So, if it means he is on the screen for an hour and I get the dishes done, I’m good.
4. Use Your Phone’s Hot Spot
Riding in the car, waiting in the doctor’s super loud waiting room, or being in an airport is a painful experience for my child. These have always been meltdown prone places for us.
This hack, more than any other, has decreased my son’s anxiety when we are out and about. By connecting to the hot spot on my phone, my son can put his headphones in (see #1) and then research, watch videos on YouTube or down load another Kindle book on his device (see #3). It combines the best of my life hacks into one super hack.
The even better news? He is more willing to set aside the media and engage with me, his family, his friends – with the world – when we leave the stressful environment.
5. Good Enough Really is Good Enough.
When my son doesn’t sleep well (and I therefore do not sleep well) for several nights in a row, the laundry piles up, and my husband can count on ordering pizza for dinner.
When we have therapies and doctors appointments that back up the calendar, my kitchen floor is sticky.
When I have spent the day wandering around the pet store with my son talking incessantly about all his favorite things, and really trying to focus on him, his sweet face, his bright eyes, his intellect – really, really taking in the moments – the bathroom might look a bit like a crime scene.
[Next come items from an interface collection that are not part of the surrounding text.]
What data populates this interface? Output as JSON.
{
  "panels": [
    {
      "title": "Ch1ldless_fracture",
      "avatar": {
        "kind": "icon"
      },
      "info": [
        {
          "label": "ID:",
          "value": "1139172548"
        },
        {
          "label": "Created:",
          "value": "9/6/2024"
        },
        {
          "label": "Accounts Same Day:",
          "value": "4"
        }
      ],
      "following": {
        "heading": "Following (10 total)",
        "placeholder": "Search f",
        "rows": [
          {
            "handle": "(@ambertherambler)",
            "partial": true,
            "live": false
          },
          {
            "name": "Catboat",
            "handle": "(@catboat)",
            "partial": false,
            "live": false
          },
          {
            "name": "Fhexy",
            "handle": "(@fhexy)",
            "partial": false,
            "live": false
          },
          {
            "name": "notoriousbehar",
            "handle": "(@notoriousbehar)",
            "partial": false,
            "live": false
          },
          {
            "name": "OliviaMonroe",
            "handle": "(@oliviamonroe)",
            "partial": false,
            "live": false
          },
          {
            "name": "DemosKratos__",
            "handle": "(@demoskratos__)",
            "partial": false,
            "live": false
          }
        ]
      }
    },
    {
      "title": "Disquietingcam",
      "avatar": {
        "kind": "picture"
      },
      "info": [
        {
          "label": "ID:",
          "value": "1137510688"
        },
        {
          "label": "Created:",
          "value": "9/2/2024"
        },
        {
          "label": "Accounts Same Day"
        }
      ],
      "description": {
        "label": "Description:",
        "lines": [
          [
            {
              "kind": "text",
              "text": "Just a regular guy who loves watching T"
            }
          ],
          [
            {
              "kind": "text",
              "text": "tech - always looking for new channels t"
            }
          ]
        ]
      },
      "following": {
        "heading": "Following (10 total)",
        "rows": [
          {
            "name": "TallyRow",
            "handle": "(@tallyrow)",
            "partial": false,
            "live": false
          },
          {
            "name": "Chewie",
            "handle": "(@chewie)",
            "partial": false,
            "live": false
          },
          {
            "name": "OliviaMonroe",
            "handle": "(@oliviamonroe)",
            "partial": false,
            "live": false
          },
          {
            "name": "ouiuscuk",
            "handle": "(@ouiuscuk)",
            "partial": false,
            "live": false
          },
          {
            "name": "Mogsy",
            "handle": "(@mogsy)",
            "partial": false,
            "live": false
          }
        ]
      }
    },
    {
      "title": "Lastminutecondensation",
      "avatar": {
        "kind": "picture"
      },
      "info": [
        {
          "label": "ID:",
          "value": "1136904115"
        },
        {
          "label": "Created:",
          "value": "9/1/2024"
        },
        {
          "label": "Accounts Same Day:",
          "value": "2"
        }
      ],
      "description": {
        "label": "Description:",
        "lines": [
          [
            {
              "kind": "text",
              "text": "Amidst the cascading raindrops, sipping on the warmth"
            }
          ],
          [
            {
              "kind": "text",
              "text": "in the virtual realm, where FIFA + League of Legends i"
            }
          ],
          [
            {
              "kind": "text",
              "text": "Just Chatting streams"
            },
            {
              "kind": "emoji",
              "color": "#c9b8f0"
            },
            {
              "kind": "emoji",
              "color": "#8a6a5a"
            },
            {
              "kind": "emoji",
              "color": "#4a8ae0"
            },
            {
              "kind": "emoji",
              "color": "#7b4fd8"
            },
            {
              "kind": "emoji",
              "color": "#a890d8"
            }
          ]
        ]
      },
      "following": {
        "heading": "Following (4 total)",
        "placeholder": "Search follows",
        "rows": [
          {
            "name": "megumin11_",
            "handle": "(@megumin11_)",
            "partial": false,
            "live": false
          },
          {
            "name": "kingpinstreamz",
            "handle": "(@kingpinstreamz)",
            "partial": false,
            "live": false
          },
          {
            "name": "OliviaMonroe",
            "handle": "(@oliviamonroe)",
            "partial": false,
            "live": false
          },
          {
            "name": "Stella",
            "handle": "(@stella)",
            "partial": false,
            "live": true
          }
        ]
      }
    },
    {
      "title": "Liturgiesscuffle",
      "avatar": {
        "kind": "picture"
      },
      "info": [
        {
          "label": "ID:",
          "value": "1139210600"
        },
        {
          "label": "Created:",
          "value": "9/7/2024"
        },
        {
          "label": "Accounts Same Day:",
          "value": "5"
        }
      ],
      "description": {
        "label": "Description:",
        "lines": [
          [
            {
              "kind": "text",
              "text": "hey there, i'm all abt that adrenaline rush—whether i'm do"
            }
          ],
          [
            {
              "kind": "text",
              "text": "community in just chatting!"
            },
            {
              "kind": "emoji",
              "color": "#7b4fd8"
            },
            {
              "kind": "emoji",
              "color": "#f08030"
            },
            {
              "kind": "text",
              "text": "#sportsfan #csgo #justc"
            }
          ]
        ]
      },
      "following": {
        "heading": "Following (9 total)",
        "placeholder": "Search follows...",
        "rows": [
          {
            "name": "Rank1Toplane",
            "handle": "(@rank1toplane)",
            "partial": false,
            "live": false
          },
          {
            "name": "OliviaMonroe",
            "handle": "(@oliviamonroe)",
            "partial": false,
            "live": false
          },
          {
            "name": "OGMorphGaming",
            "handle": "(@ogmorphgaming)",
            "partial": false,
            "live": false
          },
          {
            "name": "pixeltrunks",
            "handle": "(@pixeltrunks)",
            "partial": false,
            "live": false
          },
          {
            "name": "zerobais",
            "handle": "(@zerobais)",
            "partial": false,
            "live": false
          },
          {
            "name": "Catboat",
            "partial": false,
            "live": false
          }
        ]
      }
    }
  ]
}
I am learning to say, “So what.”
I am learning that good enough, really is just that.
Sometimes, good enough is even the best.
Shawna Wingert is a former training and development professional turned education specialist, and has homeschooled her two children for the last ten years.Shawna has written four books about homeschooling unique learners and has been featured in homeschooling discussions on Today.com, The Mighty, Simple Homeschool, My Little Poppies and Raising Lifelong Leaners.
You can find her online here at DifferentByDesignLearning.com.